Class Description

Smart Objects is an easy, flexible, non-destructive way to work with layers. Because it preserves an image’s characteristics, Smart Objects allows you to resize, transform, add filters, make composites and more without affecting your original image. In this class, Ben Willmore will show you the basics of Smart Objects, including how to update one image and have those changes propagate to all duplicates, load linked raw files that update when you make changes in Adobe® Lightroom®, and build complex effects onto a placeholder image that can be replaced and then instantly updated. This class has the potential to completely change the way you use Adobe® Photoshop®.


SOFTWARE USED:

Adobe Photoshop CC 2018

Reviews

Jeph DeLorme
 

Great class, extremely helpful for understanding smart objects... both creating and the full range of uses. Fun and engaging instructor, loved this class!

Amy Vaughn
 

Awesome overview of smart objects. This class may be geared toward beginners, but I think Ben did a good job of showing just how powerful and complicated they can be.

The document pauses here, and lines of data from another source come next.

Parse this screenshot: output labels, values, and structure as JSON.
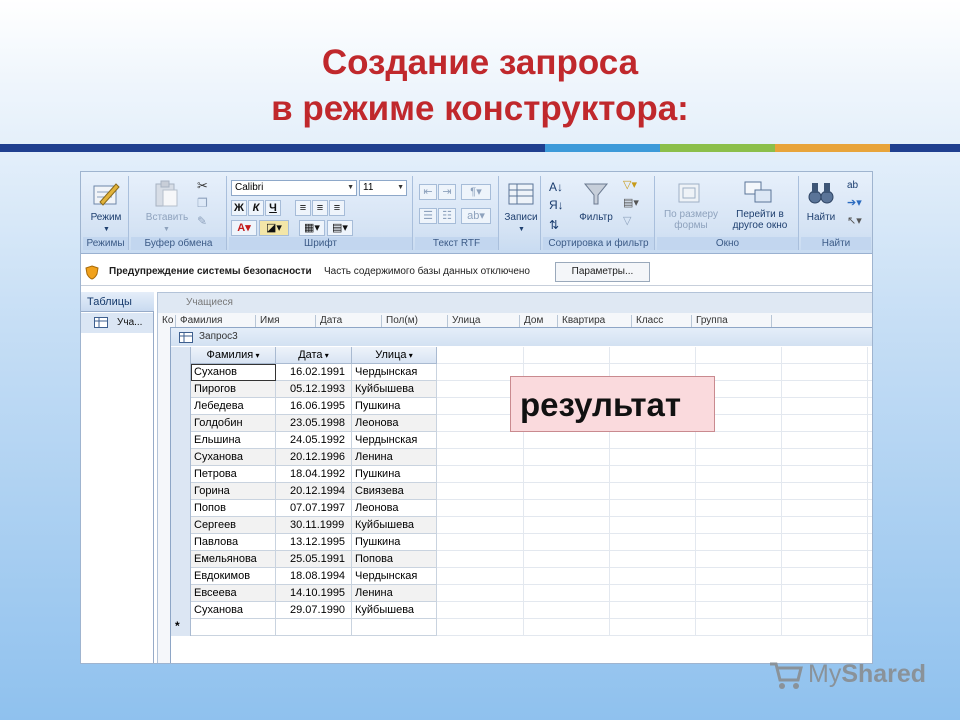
{
  "slide": {
    "title_line1": "Создание запроса",
    "title_line2": "в режиме конструктора:",
    "colors": {
      "title": "#c0282c",
      "bar_navy": "#1f3f8f",
      "bar_blue": "#3c9ad9",
      "bar_green": "#8bbf4a",
      "bar_orange": "#e8a43a"
    }
  },
  "ribbon": {
    "mode_label": "Режим",
    "modes_group": "Режимы",
    "paste_label": "Вставить",
    "clipboard_group": "Буфер обмена",
    "font_name": "Calibri",
    "font_size": "11",
    "bold": "Ж",
    "italic": "К",
    "underline": "Ч",
    "font_group": "Шрифт",
    "rtf_group": "Текст RTF",
    "records_label": "Записи",
    "filter_label": "Фильтр",
    "sort_filter_group": "Сортировка и фильтр",
    "fit_form_label": "По размеру формы",
    "switch_window_label": "Перейти в другое окно",
    "window_group": "Окно",
    "find_label": "Найти",
    "find_group": "Найти"
  },
  "security": {
    "title": "Предупреждение системы безопасности",
    "message": "Часть содержимого базы данных отключено",
    "button": "Параметры..."
  },
  "nav": {
    "header": "Таблицы",
    "item": "Уча..."
  },
  "background_table": {
    "title": "Учащиеся",
    "headers": [
      "Ко",
      "Фамилия",
      "Имя",
      "Дата",
      "Пол(м)",
      "Улица",
      "Дом",
      "Квартира",
      "Класс",
      "Группа"
    ]
  },
  "query": {
    "title": "Запрос3",
    "headers": [
      "Фамилия",
      "Дата",
      "Улица"
    ],
    "rows": [
      [
        "Суханов",
        "16.02.1991",
        "Чердынская"
      ],
      [
        "Пирогов",
        "05.12.1993",
        "Куйбышева"
      ],
      [
        "Лебедева",
        "16.06.1995",
        "Пушкина"
      ],
      [
        "Голдобин",
        "23.05.1998",
        "Леонова"
      ],
      [
        "Ельшина",
        "24.05.1992",
        "Чердынская"
      ],
      [
        "Суханова",
        "20.12.1996",
        "Ленина"
      ],
      [
        "Петрова",
        "18.04.1992",
        "Пушкина"
      ],
      [
        "Горина",
        "20.12.1994",
        "Свиязева"
      ],
      [
        "Попов",
        "07.07.1997",
        "Леонова"
      ],
      [
        "Сергеев",
        "30.11.1999",
        "Куйбышева"
      ],
      [
        "Павлова",
        "13.12.1995",
        "Пушкина"
      ],
      [
        "Емельянова",
        "25.05.1991",
        "Попова"
      ],
      [
        "Евдокимов",
        "18.08.1994",
        "Чердынская"
      ],
      [
        "Евсеева",
        "14.10.1995",
        "Ленина"
      ],
      [
        "Суханова",
        "29.07.1990",
        "Куйбышева"
      ]
    ],
    "new_row_marker": "*"
  },
  "callout": {
    "text": "результат"
  },
  "watermark": {
    "text": "MyShared"
  }
}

user-def74a
 

Such a useful and easy to follow class! Ben breaks down smart objects and makes the whole process clear and easy. Definitely a game changer with Photoshop.